We identified several other genes that are promising but require additional replication. The associations of FASLG, TRAIL and TRAIL-receptor 1 with CLL are noteworthy as these genes are all involved in the extrinsic apoptosis pathway and prior studies show altered function in CLL B-cells (Dicker, et al 2005, Kaufmann and Steensma 2005, Scholz and Cinatl 2005). One of the SNPs in the TRAIL gene also showed similar ORs in both CLL and WM. The possible associations of both the IL1R1 and IL4R genes with HL are noteworthy. The binding of IL1R1 to its agonist activates NFKB, which is constitutively expressed in HL cells (Stylianou and Saklatvala 1998). IL4R has been found to be highly expressed in Hodgkin-Reed Sternberg cells and is being studied as a molecular target for drug development in HL (Kawakami, et al 2005).
Our study is limited by sample size but we selected familial lymphoma patients (including the rare subtype WM), which increases the power of association studies. Houlston and Peto (Houlston and Peto 2003) have shown that collecting cases with two or more affected relatives increases the power to identify rare low penetrance variants. They showed that for cases with two additional affected relatives, the number of cases required detecting an effect with OR of 2.0 with 1% population prevalence is four- to five-fold reduced compared to using unselected cases.
It is likely that multiple genes are involved in susceptibility to familial lymphoid malignancies. A previous genome-wide linkage scan in high risk CLL families found evidence for multiple susceptibility gene regions (Sellick, et al 2007). A recent genome-wide association study of CLL cases compared to controls also suggested an underlying multiple-gene model where six risk loci were identified (IRF4, PRKD2, SP140, GRAMD1B, BCL2L11) (Di Bernardo, et al 2008). In our study, 2 SNPs in two of those genes were also associated with CLL, although they were not the same SNPs. They were rs11681263 in BCL2L11 on chromosome 2 with p=0.01, and rs6900384 in IRF4 on chromosome 6 with p=0.03 (data not shown).
In summary, our study has replicated a reported association of IL10 SNPs with lymphoid malignancies and an association of the IL6 gene with HL. The TRAIL gene findings are also promising given that both CLL and WM were associated with the same SNPs. Our findings also support other data suggesting a close biological relationship between CLL and WM. Future genome-wide association studies and linkage studies are needed to confirm the findings and further clarify the role of genetic variants in relationship to risk of developing lymphoid malignancies.
This research was supported by the Intramural Research Program of the National Cancer Institute, National Institutes of Health. The authors have no conflict of interest to declare.
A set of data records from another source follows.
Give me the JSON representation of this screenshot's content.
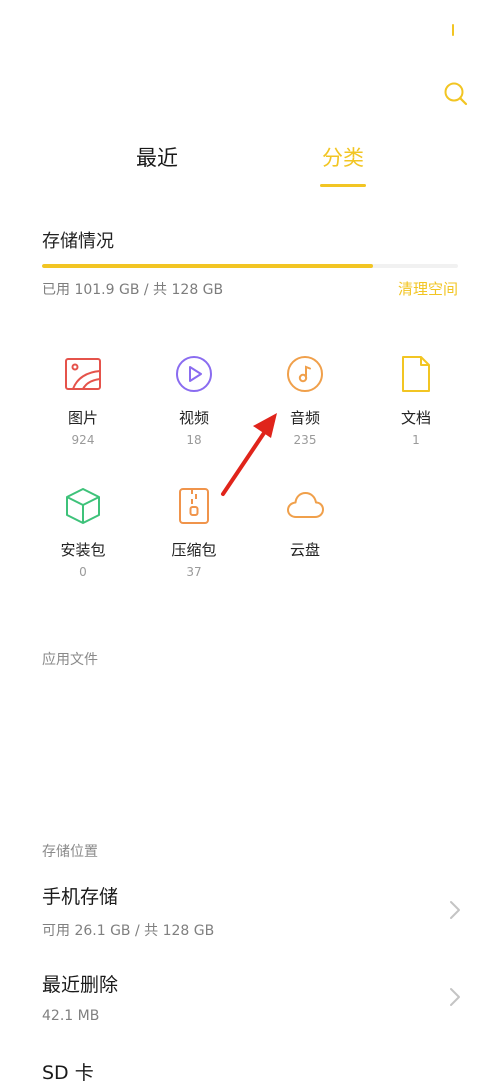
{
  "tabs": {
    "recent": "最近",
    "category": "分类"
  },
  "storage": {
    "title": "存储情况",
    "used_text": "已用 101.9 GB / 共 128 GB",
    "used_fraction": 0.796,
    "clean_label": "清理空间"
  },
  "categories": [
    {
      "label": "图片",
      "count": "924",
      "icon": "image-icon",
      "color": "#e5534b"
    },
    {
      "label": "视频",
      "count": "18",
      "icon": "video-play-icon",
      "color": "#8a6cf0"
    },
    {
      "label": "音频",
      "count": "235",
      "icon": "music-note-icon",
      "color": "#f0a04b"
    },
    {
      "label": "文档",
      "count": "1",
      "icon": "document-icon",
      "color": "#f2c523"
    },
    {
      "label": "安装包",
      "count": "0",
      "icon": "package-cube-icon",
      "color": "#3ec27a"
    },
    {
      "label": "压缩包",
      "count": "37",
      "icon": "zip-archive-icon",
      "color": "#f0944b"
    },
    {
      "label": "云盘",
      "count": "",
      "icon": "cloud-icon",
      "color": "#f0a04b"
    }
  ],
  "app_files": {
    "label": "应用文件"
  },
  "locations": {
    "label": "存储位置",
    "phone": {
      "title": "手机存储",
      "subtitle": "可用 26.1 GB / 共 128 GB"
    },
    "trash": {
      "title": "最近删除",
      "subtitle": "42.1 MB"
    },
    "sd": {
      "title": "SD 卡"
    }
  },
  "colors": {
    "accent": "#f2c523",
    "annotation_arrow": "#e0241b"
  }
}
Author Contributions: L. Goldin, N. Caporaso, M. McMaster, D. Ng, and O. Landgren designed the study. S. Chanock and M.Yeager designed and conducted genotyping. X. Liang and L. Goldin analyzed data and drafted the manuscript. All authors were involved in interpretation of the results. All authors read, gave comments, and approved the final version of the manuscript. All the authors had full access to the data in the study and take responsibility for the integrity of the data and the accuracy of the data analysis.